TASK ITEM →
Collect all lines from the records below that include the word "prefix".

SOURCE DATA →
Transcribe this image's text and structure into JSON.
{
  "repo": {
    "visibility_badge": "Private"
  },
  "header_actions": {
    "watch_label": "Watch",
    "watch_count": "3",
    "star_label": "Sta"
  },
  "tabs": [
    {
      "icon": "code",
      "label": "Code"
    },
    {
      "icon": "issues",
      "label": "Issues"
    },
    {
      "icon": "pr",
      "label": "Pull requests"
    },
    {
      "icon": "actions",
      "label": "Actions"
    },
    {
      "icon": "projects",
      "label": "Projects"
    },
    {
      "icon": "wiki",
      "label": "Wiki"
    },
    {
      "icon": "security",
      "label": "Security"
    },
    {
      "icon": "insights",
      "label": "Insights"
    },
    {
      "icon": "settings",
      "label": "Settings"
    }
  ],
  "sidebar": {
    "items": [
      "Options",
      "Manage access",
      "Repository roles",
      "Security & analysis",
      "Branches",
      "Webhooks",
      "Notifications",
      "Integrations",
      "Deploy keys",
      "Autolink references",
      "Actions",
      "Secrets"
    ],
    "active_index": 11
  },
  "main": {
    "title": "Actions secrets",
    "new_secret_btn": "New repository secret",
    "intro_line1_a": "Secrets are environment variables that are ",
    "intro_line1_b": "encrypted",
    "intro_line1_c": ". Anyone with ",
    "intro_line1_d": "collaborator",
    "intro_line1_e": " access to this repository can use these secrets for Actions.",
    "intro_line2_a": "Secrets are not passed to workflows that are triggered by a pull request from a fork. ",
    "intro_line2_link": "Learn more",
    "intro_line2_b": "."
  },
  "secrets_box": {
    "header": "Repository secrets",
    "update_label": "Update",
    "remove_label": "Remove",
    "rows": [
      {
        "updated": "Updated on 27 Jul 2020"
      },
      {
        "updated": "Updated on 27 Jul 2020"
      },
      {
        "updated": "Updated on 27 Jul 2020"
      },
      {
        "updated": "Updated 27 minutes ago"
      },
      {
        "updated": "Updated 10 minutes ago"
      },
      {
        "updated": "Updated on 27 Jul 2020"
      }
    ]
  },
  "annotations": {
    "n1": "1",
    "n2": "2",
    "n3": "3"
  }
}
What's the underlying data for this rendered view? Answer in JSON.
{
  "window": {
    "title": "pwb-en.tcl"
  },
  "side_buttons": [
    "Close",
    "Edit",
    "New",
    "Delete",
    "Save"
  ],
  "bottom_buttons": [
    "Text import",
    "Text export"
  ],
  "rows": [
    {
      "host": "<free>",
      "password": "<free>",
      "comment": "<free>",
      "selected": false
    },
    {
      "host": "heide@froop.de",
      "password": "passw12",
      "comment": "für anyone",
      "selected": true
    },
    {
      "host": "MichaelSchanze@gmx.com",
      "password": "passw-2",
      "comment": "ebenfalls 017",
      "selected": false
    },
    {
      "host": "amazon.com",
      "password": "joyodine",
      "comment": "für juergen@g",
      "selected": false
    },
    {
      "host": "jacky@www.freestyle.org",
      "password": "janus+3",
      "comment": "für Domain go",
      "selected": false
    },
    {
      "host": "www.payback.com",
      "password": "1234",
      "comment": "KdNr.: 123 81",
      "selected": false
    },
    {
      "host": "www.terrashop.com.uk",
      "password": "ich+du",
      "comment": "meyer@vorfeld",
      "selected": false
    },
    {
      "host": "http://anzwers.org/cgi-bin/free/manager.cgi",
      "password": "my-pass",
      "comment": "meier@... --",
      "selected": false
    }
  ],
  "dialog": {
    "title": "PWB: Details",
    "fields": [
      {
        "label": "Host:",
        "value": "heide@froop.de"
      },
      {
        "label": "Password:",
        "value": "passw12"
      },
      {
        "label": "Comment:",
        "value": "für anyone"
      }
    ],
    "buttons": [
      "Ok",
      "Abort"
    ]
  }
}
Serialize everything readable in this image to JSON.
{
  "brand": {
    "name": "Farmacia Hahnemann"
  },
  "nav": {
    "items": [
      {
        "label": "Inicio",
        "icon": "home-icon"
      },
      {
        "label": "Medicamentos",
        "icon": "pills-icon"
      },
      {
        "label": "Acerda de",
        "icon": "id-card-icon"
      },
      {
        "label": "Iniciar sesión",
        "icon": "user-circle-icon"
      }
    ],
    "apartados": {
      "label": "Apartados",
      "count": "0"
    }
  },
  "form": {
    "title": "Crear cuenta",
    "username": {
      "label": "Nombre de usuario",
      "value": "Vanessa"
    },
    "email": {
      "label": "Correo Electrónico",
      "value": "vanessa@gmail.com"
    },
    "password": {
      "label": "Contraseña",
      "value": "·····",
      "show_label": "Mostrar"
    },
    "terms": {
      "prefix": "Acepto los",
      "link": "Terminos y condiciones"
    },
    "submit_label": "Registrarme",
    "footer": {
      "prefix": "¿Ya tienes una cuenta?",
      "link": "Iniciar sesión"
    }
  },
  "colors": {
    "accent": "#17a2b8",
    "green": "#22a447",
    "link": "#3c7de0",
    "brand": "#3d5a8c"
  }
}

SOLUTION TO THE EXERCISE →
      "prefix": "Acepto los",
      "prefix": "¿Ya tienes una cuenta?",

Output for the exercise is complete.